When I saw her name on the display, I picked up the phone and thought something must have happened.
Yes. Hello. How are you? Is everything alright?
Yes sure. I thought I’d give you a call.
Great. Just … eh … a little surprising?
Yes, sorry. I am reading ‘Digital Minimalism’.
Ah, that’s why.
The rest of the conversation was really lovely.
With a friend, I hadn’t spoken to in over 10 years.
A very busy friend, commuting between countries, not cities.
Whom I would trust with my life.
Who I would phone in my darkest hours.
But otherwise, just exchange WhatsApp messages.
Hence my moment of panic.
Inspired by the book, she wanted to declutter her digital life.
Refocus her attention on what truly matters.
Having real conversations. To intentionally choose whom she engages with.
I am happy she chose me.
However, what would have happened to us without mobile phones and WhatsApp during these busy years with work and family life abroad?
Allowing us to exchange messages in the blink of an eye. Sharing pictures of precious moments. And funny things knowing that no one else would laugh as much.
She might not have phoned if we hadn’t had that to stay connected no matter what.
When we left uni and started living in many different countries, we wrote each other letters. By hand. Then really long emails. That feels like a lifetime ago.
We couldn’t keep that up. Times have changed.
So yes, ‘Digital Minimalism’ by Cal Newport is a book I would recommend.
Even more in 2023, when we were all hit by a new wave of AI tools, consuming more of our time, attention and authenticity on top of social media.
But I am also grateful to have all the big and small opportunities tech provides us with.
My friend and I might try the odd Zoom call next.
A balanced choice is something I stand for, in my private life and when creating client websites

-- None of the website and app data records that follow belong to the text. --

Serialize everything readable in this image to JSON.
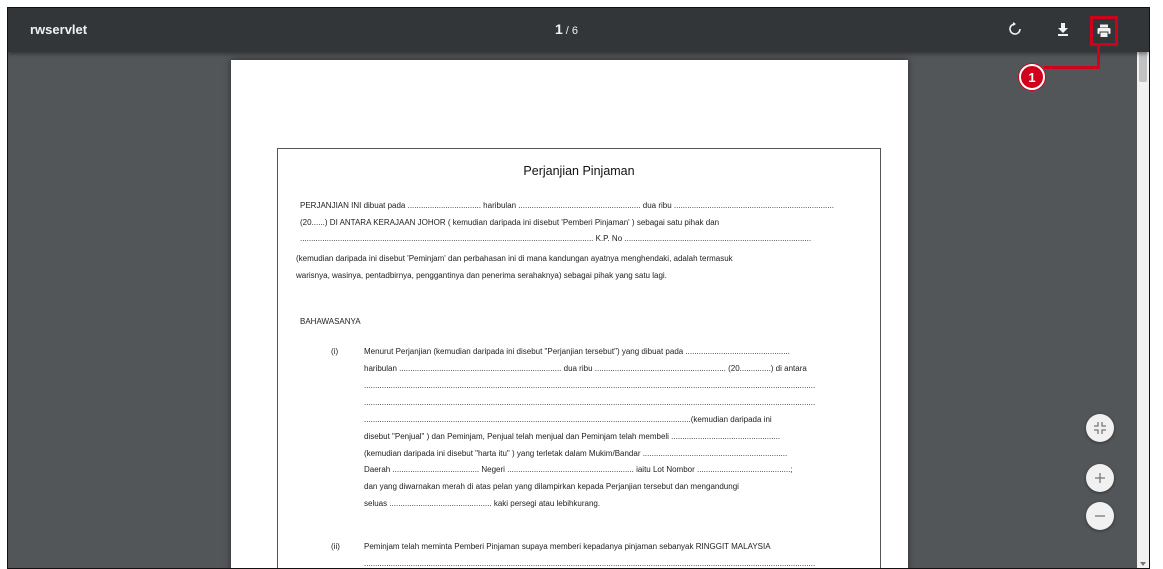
{
  "toolbar": {
    "title": "rwservlet",
    "current_page": "1",
    "separator": "/",
    "total_pages": "6",
    "icons": [
      "rotate-icon",
      "download-icon",
      "print-icon"
    ]
  },
  "annotation": {
    "callout_number": "1",
    "highlight_color": "#d0021b"
  },
  "document": {
    "title": "Perjanjian Pinjaman",
    "para1_line1": "PERJANJIAN  INI  dibuat  pada  .................................  haribulan  .......................................................  dua  ribu  ........................................................................",
    "para1_line2": "(20......)  DI  ANTARA  KERAJAAN  JOHOR  (  kemudian  daripada  ini  disebut  'Pemberi  Pinjaman'  )  sebagai  satu  pihak  dan",
    "para1_line3": "....................................................................................................................................  K.P. No ....................................................................................",
    "para2_line1": "(kemudian daripada ini disebut 'Peminjam' dan perbahasan ini di mana kandungan ayatnya menghendaki, adalah termasuk",
    "para2_line2": "warisnya, wasinya, pentadbirnya, penggantinya dan penerima serahaknya) sebagai pihak yang satu lagi.",
    "heading": "BAHAWASANYA",
    "clause1_num": "(i)",
    "clause1_lines": [
      "Menurut Perjanjian (kemudian daripada ini disebut \"Perjanjian tersebut\") yang dibuat pada ...............................................",
      "haribulan .........................................................................  dua ribu ...........................................................  (20..............) di antara",
      "...........................................................................................................................................................................................................",
      "...........................................................................................................................................................................................................",
      "...................................................................................................................................................(kemudian daripada ini",
      "disebut \"Penjual\" ) dan Peminjam, Penjual telah menjual dan Peminjam telah membeli .................................................",
      "(kemudian daripada ini disebut \"harta itu\" ) yang terletak dalam Mukim/Bandar .................................................................",
      "Daerah .......................................  Negeri .........................................................  iaitu Lot Nombor ..........................................;",
      "dan yang diwarnakan merah di atas pelan yang dilampirkan kepada Perjanjian tersebut dan mengandungi",
      "seluas ..............................................  kaki persegi atau lebihkurang."
    ],
    "clause2_num": "(ii)",
    "clause2_line1": "Peminjam telah meminta Pemberi Pinjaman supaya memberi kepadanya pinjaman sebanyak RINGGIT MALAYSIA",
    "clause2_line2": "..........................................................................................................................................................................................................."
  }
}
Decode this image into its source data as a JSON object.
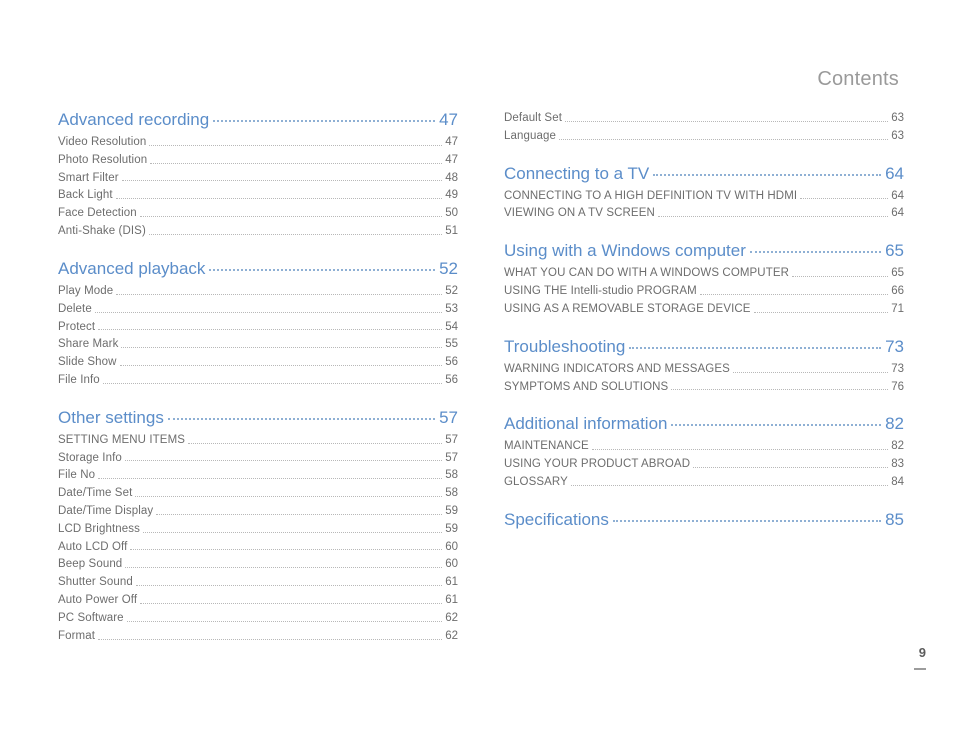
{
  "header": {
    "title": "Contents"
  },
  "page_number": "9",
  "columns": [
    {
      "sections": [
        {
          "title": "Advanced recording",
          "page": "47",
          "entries": [
            {
              "title": "Video Resolution",
              "page": "47"
            },
            {
              "title": "Photo Resolution",
              "page": "47"
            },
            {
              "title": "Smart Filter",
              "page": "48"
            },
            {
              "title": "Back Light",
              "page": "49"
            },
            {
              "title": "Face Detection",
              "page": "50"
            },
            {
              "title": "Anti-Shake (DIS)",
              "page": "51"
            }
          ]
        },
        {
          "title": "Advanced playback",
          "page": "52",
          "entries": [
            {
              "title": "Play Mode",
              "page": "52"
            },
            {
              "title": "Delete",
              "page": "53"
            },
            {
              "title": "Protect",
              "page": "54"
            },
            {
              "title": "Share Mark",
              "page": "55"
            },
            {
              "title": "Slide Show",
              "page": "56"
            },
            {
              "title": "File Info",
              "page": "56"
            }
          ]
        },
        {
          "title": "Other settings",
          "page": "57",
          "entries": [
            {
              "title": "SETTING MENU ITEMS",
              "page": "57"
            },
            {
              "title": "Storage Info",
              "page": "57"
            },
            {
              "title": "File No",
              "page": "58"
            },
            {
              "title": "Date/Time Set",
              "page": "58"
            },
            {
              "title": "Date/Time Display",
              "page": "59"
            },
            {
              "title": "LCD Brightness",
              "page": "59"
            },
            {
              "title": "Auto LCD Off",
              "page": "60"
            },
            {
              "title": "Beep Sound",
              "page": "60"
            },
            {
              "title": "Shutter Sound",
              "page": "61"
            },
            {
              "title": "Auto Power Off",
              "page": "61"
            },
            {
              "title": "PC Software",
              "page": "62"
            },
            {
              "title": "Format",
              "page": "62"
            }
          ]
        }
      ]
    },
    {
      "sections": [
        {
          "entries_only": true,
          "entries": [
            {
              "title": "Default Set",
              "page": "63"
            },
            {
              "title": "Language",
              "page": "63"
            }
          ]
        },
        {
          "title": "Connecting to a TV",
          "page": "64",
          "entries": [
            {
              "title": "CONNECTING TO A HIGH DEFINITION TV WITH HDMI",
              "page": "64"
            },
            {
              "title": "VIEWING ON A TV SCREEN",
              "page": "64"
            }
          ]
        },
        {
          "title": "Using with a Windows computer",
          "page": "65",
          "entries": [
            {
              "title": "WHAT YOU CAN DO WITH A WINDOWS COMPUTER",
              "page": "65"
            },
            {
              "title": "USING THE Intelli-studio PROGRAM",
              "page": "66"
            },
            {
              "title": "USING AS A REMOVABLE STORAGE DEVICE",
              "page": "71"
            }
          ]
        },
        {
          "title": "Troubleshooting",
          "page": "73",
          "entries": [
            {
              "title": "WARNING INDICATORS AND MESSAGES",
              "page": "73"
            },
            {
              "title": "SYMPTOMS AND SOLUTIONS",
              "page": "76"
            }
          ]
        },
        {
          "title": "Additional information",
          "page": "82",
          "entries": [
            {
              "title": "MAINTENANCE",
              "page": "82"
            },
            {
              "title": "USING YOUR PRODUCT ABROAD",
              "page": "83"
            },
            {
              "title": "GLOSSARY",
              "page": "84"
            }
          ]
        },
        {
          "title": "Specifications",
          "page": "85",
          "entries": []
        }
      ]
    }
  ]
}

The meaningful use of WhatsApp has helped me to keep a valuable friendship alive. Something that Newport’s book is also about.
How do you align your Work-Life-Tech-Balance?